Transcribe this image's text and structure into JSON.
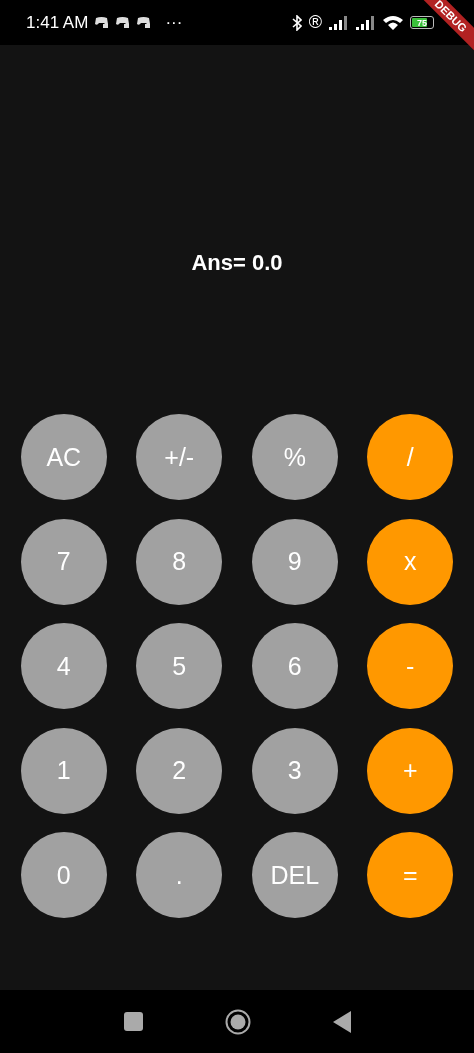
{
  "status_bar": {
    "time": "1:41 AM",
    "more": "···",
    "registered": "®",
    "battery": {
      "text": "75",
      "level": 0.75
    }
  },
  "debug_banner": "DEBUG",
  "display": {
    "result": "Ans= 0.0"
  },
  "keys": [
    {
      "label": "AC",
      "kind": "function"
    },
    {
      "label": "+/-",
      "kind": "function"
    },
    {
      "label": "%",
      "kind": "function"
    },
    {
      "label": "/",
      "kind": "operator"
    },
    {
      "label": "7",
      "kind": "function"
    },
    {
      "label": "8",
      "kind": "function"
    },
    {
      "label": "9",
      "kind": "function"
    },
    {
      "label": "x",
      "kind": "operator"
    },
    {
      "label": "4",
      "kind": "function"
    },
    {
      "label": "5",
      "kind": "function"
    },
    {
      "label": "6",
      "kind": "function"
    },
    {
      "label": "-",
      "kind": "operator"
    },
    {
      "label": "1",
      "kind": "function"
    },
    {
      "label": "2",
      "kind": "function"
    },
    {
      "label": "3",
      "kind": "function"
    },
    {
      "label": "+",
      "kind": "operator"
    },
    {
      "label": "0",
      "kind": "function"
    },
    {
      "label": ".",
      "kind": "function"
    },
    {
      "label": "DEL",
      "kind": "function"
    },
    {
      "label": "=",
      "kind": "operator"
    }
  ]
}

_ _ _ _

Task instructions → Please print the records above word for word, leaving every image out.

Expected answer →
Transcribe this image's text and structure into JSON.
{
  "status_bar": {
    "time": "1:41 AM",
    "more": "···",
    "registered": "®",
    "battery": {
      "text": "75",
      "level": 0.75
    }
  },
  "debug_banner": "DEBUG",
  "display": {
    "result": "Ans= 0.0"
  },
  "keys": [
    {
      "label": "AC",
      "kind": "function"
    },
    {
      "label": "+/-",
      "kind": "function"
    },
    {
      "label": "%",
      "kind": "function"
    },
    {
      "label": "/",
      "kind": "operator"
    },
    {
      "label": "7",
      "kind": "function"
    },
    {
      "label": "8",
      "kind": "function"
    },
    {
      "label": "9",
      "kind": "function"
    },
    {
      "label": "x",
      "kind": "operator"
    },
    {
      "label": "4",
      "kind": "function"
    },
    {
      "label": "5",
      "kind": "function"
    },
    {
      "label": "6",
      "kind": "function"
    },
    {
      "label": "-",
      "kind": "operator"
    },
    {
      "label": "1",
      "kind": "function"
    },
    {
      "label": "2",
      "kind": "function"
    },
    {
      "label": "3",
      "kind": "function"
    },
    {
      "label": "+",
      "kind": "operator"
    },
    {
      "label": "0",
      "kind": "function"
    },
    {
      "label": ".",
      "kind": "function"
    },
    {
      "label": "DEL",
      "kind": "function"
    },
    {
      "label": "=",
      "kind": "operator"
    }
  ]
}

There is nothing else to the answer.